“The move is helpful for the retail investors. We are working on new exit load structures for various schemes and will inform all investors in the next few days,” said Nimesh Shah, managing director of ICICI Prudential Asset Management Ltd.
According to Dhirendra Kumar, CEO of Value Research India Private Ltd, a New Delhi-based MF tracking company, Sebi’s ruling will have three consequences. First, some fund houses will launch new schemes for institutional investors with higher minimum investments. Secondly, some companies will reduce the existing load structure. Thirdly, some companies may roll back the current lock-in period of three years.
“The move will act as a dampener for the large investors. Fund houses will have to strike a balance and work on ways to protect the interest of big-ticket investors,” he said.
But fund houses are caught between a rock and a hard place, say industry experts.
“If MFs reduce the exit load, all classes of investors would start churning (prematurely exiting) frequently. And, if they increase the exit load for institutional investors, their participation would go down,” said Rajeev Deep Bajaj, managing director of New Delhi-based fund distributor Bajaj Capital Ltd.
“Although this will give confidence to the retail investors as they would be treated on a par with institutional investors, fund houses will be under pressure,” he added.
According to industry lobby group Association of Mutual Funds in India, equity schemes contribute about 25% of the Rs6.97 trillion industry. According to Value Research, 30-40% of this comes from institutional investors.
“It is an advantage to the retail investors.

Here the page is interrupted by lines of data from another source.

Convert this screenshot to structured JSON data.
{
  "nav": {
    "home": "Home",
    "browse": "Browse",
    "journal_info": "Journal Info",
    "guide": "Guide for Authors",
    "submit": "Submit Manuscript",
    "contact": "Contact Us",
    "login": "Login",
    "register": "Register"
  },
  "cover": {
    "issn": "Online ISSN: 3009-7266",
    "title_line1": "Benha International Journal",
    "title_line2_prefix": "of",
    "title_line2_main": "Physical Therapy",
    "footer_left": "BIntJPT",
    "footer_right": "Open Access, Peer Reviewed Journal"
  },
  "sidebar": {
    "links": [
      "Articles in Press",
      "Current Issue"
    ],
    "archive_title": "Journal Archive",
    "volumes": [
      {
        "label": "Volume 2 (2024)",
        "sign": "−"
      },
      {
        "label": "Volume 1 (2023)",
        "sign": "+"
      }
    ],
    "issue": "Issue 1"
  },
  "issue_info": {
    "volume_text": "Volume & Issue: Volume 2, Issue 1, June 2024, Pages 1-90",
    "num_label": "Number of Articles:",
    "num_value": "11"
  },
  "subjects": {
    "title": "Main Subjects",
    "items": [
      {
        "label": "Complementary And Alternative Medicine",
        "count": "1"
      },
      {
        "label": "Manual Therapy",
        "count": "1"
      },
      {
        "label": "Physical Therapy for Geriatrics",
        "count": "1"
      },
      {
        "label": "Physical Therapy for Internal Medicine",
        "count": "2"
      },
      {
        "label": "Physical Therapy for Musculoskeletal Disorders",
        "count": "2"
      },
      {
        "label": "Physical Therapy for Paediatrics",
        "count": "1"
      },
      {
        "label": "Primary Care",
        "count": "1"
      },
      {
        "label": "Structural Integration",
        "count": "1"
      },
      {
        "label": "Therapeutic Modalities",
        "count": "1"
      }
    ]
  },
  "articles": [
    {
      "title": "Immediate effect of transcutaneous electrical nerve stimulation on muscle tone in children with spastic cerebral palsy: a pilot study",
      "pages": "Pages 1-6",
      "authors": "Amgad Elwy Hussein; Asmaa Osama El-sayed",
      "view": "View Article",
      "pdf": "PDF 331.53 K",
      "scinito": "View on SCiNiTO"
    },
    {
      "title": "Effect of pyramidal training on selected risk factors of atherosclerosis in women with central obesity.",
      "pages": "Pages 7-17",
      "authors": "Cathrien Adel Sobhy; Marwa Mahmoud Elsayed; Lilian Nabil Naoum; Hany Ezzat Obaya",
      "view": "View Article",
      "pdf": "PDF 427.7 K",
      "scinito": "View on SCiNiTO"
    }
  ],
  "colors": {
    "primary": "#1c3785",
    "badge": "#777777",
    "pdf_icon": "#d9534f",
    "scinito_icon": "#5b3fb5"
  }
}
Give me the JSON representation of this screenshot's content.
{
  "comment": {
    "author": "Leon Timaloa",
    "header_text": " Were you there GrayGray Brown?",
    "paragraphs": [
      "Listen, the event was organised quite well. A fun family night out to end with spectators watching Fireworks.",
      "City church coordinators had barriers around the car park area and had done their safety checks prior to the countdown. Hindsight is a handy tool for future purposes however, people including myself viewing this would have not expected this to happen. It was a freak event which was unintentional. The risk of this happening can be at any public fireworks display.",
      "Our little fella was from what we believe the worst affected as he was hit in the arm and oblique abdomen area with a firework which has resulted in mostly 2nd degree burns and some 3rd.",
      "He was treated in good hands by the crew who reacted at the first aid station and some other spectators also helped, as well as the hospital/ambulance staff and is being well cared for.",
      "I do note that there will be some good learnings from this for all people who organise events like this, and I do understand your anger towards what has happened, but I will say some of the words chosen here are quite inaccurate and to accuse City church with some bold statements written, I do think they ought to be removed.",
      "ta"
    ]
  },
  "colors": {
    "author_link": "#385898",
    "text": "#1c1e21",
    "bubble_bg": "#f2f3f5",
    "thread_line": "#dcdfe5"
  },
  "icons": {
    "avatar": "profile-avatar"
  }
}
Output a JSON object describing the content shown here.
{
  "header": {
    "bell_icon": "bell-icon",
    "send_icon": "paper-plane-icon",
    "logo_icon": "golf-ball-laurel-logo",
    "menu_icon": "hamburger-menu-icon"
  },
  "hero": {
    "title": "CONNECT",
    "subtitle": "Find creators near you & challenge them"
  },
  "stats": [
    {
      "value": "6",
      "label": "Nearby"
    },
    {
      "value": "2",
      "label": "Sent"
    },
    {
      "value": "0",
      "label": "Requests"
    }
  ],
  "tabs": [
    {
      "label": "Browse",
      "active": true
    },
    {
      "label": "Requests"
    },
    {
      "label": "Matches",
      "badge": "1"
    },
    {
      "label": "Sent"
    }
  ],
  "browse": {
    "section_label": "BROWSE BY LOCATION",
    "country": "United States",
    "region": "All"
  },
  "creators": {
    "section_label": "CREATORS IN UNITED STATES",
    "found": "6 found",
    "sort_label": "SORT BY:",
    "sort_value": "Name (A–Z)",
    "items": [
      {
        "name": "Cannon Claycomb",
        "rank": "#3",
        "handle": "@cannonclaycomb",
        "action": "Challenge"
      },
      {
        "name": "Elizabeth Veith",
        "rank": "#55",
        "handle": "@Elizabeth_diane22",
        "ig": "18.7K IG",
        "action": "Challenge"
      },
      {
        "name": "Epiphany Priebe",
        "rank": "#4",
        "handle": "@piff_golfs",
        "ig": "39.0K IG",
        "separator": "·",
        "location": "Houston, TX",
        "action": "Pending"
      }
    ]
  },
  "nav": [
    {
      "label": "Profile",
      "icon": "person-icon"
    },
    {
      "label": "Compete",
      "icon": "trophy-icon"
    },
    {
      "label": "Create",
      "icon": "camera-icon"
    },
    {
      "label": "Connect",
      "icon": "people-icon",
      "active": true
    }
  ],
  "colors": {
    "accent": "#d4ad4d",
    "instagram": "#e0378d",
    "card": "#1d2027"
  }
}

We are in the process of rationalizing the existing exit load structure for all,” said Sundeep Sikka, CEO of Reliance Capital Asset Management Ltd, adding that since institutional participation in his firm’s equity-oriented schemes is not much, Sebi’s rule will likely not have a big impact.